    I know the feeling of being pigeonholed! I used to work as a lab tech in pharma/biotech industries. The technology was very interesting, but the culture and shift work were not for me. After trying out new things, taking a few classes, assessments, and some soul searching, I decided I’d like to go into recruiting and HR. To me, it isn’t such an extreme move. I wrote policies and procedures in my old career, I also put together and delivered training presentations and helped interview people. I liked all of those tasks more than doing the same test over and over again in the lab. I knew I’d have to show I was serious about making a switch though, as well as gain some more skills. So I earned a Master’s degree in Organizational Leadership with an HR Management concentration. While enrolled, I took jobs that would give me hands on experience in office administration, customer service, and eventually assisting in the HR department (as a temp). Despite the fact that I have not worked in a laboratory since 2007, I keep hearing feedback such as “we want someone with a purely HR background and she has all that science experience”. Completely ignoring my new degree and 8 years of experience in other roles since then. A recruiter recently told me she was so frustrated that her hiring manager seemed to be favoring a person with only a 4 year degree and 1 year work experience over me, due to the career change. In my interview for my most recent temp job, I was even asked if I’d rather have a permanent job in the quality lab instead of temp in the HR department. Obviously I did not want that. I was kind of perplexed they’d ask that after I’d just highlighted the key efforts of my career change. I am considering taking my old experience off my resume completely, although some recruiters have told me that employers will see that as a form of dishonesty, or at least will assume the worst about what I did from 1998 to 2007.

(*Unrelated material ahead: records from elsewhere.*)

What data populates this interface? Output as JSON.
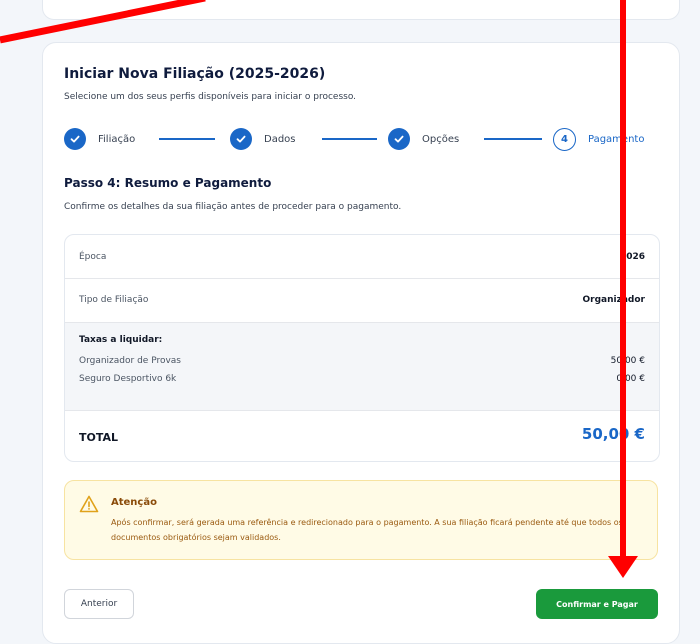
{
  "header": {
    "title": "Iniciar Nova Filiação (2025-2026)",
    "subtitle": "Selecione um dos seus perfis disponíveis para iniciar o processo."
  },
  "stepper": {
    "steps": [
      {
        "label": "Filiação",
        "state": "completed"
      },
      {
        "label": "Dados",
        "state": "completed"
      },
      {
        "label": "Opções",
        "state": "completed"
      },
      {
        "label": "Pagamento",
        "state": "active",
        "number": "4"
      }
    ]
  },
  "step": {
    "heading": "Passo 4: Resumo e Pagamento",
    "description": "Confirme os detalhes da sua filiação antes de proceder para o pagamento."
  },
  "summary": {
    "epoca_label": "Época",
    "epoca_value": "2026",
    "tipo_label": "Tipo de Filiação",
    "tipo_value": "Organizador",
    "fees_title": "Taxas a liquidar:",
    "fees": [
      {
        "label": "Organizador de Provas",
        "value": "50,00 €"
      },
      {
        "label": "Seguro Desportivo 6k",
        "value": "0,00 €"
      }
    ],
    "total_label": "TOTAL",
    "total_value": "50,00 €"
  },
  "alert": {
    "title": "Atenção",
    "text": "Após confirmar, será gerada uma referência e redirecionado para o pagamento. A sua filiação ficará pendente até que todos os documentos obrigatórios sejam validados."
  },
  "actions": {
    "previous_label": "Anterior",
    "confirm_label": "Confirmar e Pagar"
  },
  "colors": {
    "accent": "#1a67c7",
    "confirm": "#1a9a3c",
    "annotation": "#ff0000"
  }
}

  • Leigh Anne

    I’ve never had good experience with telling a prospective employer that I was self employed for a while. They always assume that means you can’t take orders, or failed at your business. Hiring managers can be SO…. Idk. I had one tell me that she questioned why I’d sometimes taken 3 months off between jobs. When I told her I traveled while researching companies she made a face. Obviously I did not get the job. It was for a small company that didn’t even own a computer anyway. Two days later, another interviewer told me it was a strength that I’d traveled and taken time to transition. Did not get that job either but at least I got polite follow up after my interview.

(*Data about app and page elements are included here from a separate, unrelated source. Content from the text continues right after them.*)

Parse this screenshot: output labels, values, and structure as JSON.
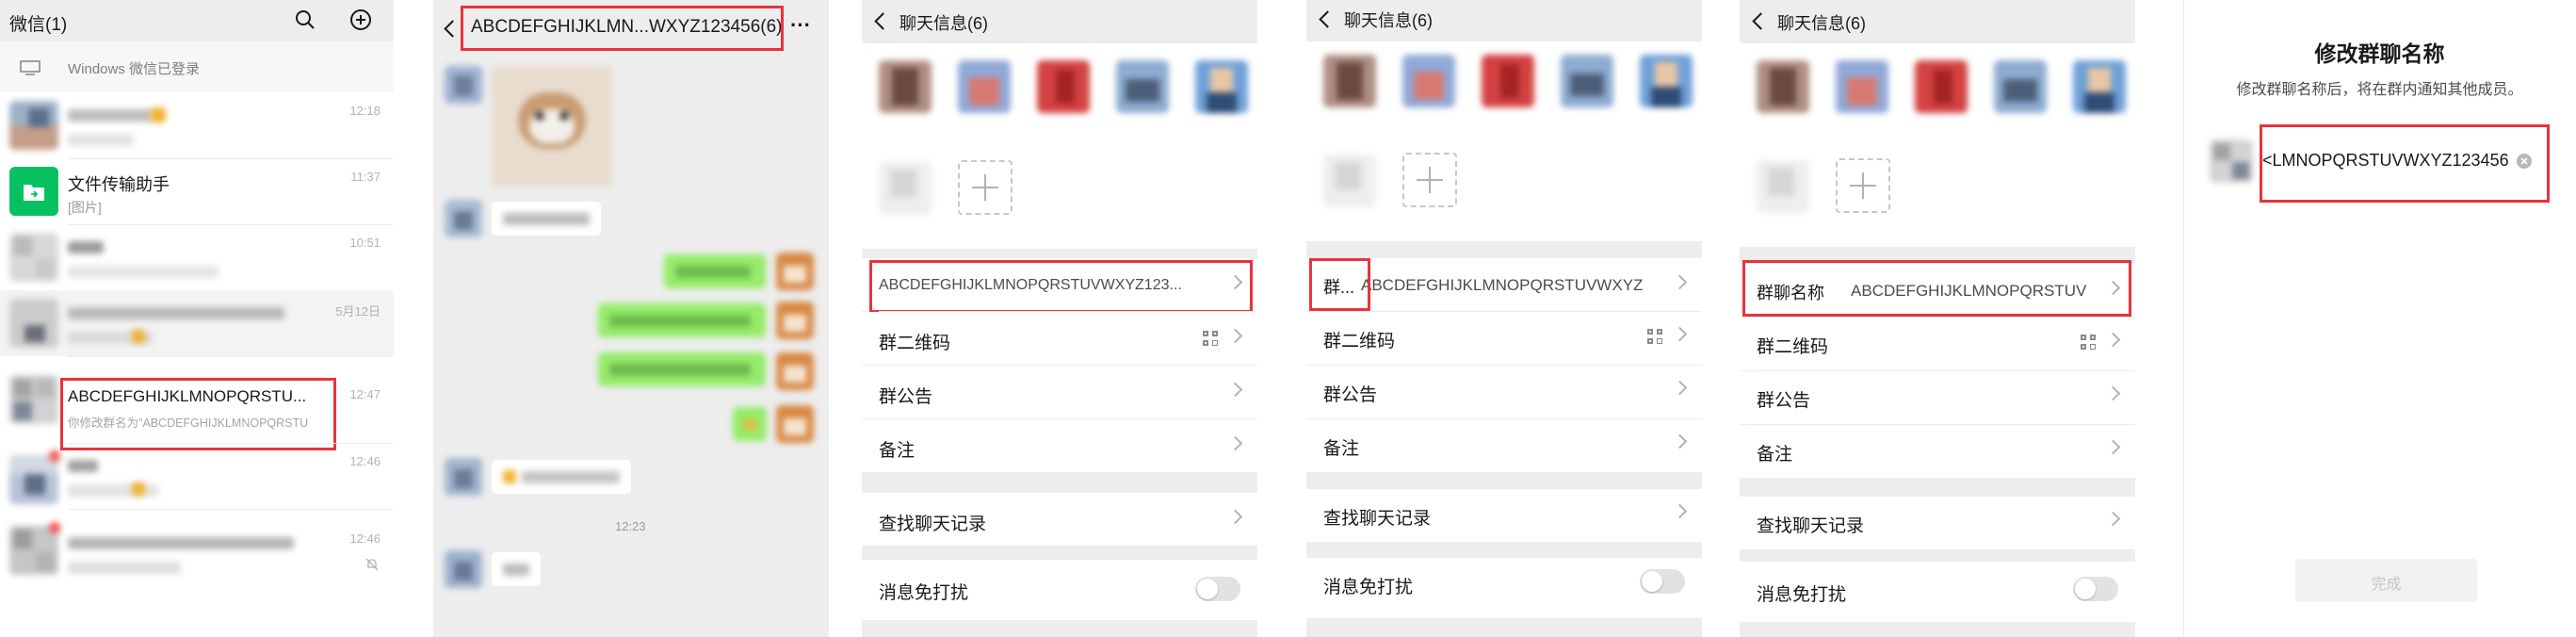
{
  "panel1": {
    "title": "微信(1)",
    "windows_banner": "Windows 微信已登录",
    "chats": [
      {
        "time": "12:18"
      },
      {
        "name": "文件传输助手",
        "preview": "[图片]",
        "time": "11:37"
      },
      {
        "time": "10:51"
      },
      {
        "time": "5月12日"
      },
      {
        "name": "ABCDEFGHIJKLMNOPQRSTU...",
        "preview": "你修改群名为\"ABCDEFGHIJKLMNOPQRSTU",
        "time": "12:47"
      },
      {
        "time": "12:46"
      },
      {
        "time": "12:46"
      }
    ]
  },
  "panel2": {
    "title": "ABCDEFGHIJKLMN...WXYZ123456(6)",
    "more": "···",
    "time_label": "12:23"
  },
  "panel3": {
    "title": "聊天信息(6)",
    "group_name_value": "ABCDEFGHIJKLMNOPQRSTUVWXYZ123...",
    "qr_label": "群二维码",
    "notice_label": "群公告",
    "remark_label": "备注",
    "search_label": "查找聊天记录",
    "mute_label": "消息免打扰"
  },
  "panel4": {
    "title": "聊天信息(6)",
    "group_name_label": "群...",
    "group_name_value": "ABCDEFGHIJKLMNOPQRSTUVWXYZ",
    "qr_label": "群二维码",
    "notice_label": "群公告",
    "remark_label": "备注",
    "search_label": "查找聊天记录",
    "mute_label": "消息免打扰"
  },
  "panel5": {
    "title": "聊天信息(6)",
    "group_name_label": "群聊名称",
    "group_name_value": "ABCDEFGHIJKLMNOPQRSTUV",
    "qr_label": "群二维码",
    "notice_label": "群公告",
    "remark_label": "备注",
    "search_label": "查找聊天记录",
    "mute_label": "消息免打扰"
  },
  "panel6": {
    "title": "修改群聊名称",
    "subtitle": "修改群聊名称后，将在群内通知其他成员。",
    "input_value": "<LMNOPQRSTUVWXYZ123456",
    "done_label": "完成"
  },
  "colors": {
    "highlight": "#e8333d",
    "wechat_green": "#07c160",
    "bubble_green": "#95ec69"
  }
}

  • Liz

    If you find yourself pigeon holed, it’s time to leave. The best time to look for a job is when you already have one. It’s better to know exactly what you want to do next. Than tailor your resume to the job you are applying for. If you want to get into HR but have lots of science experience, remove it. It’s not dishonest, it’s irrelevant and the reason why employers are suggesting an alternative to what you are looking for. They can’t ask questions about experience you don’t mention. General rule, if you don’t want to do it again, don’t put it on your resume or bring it up in an interview. That doesn’t mean you leave your years of experience out. You mention it in a way that shows your transferable skills. The name of the game is, does this relate?, Can you outdo your competition?, & what value can you add to the company? Answer those questions correctly and you’ll get the job.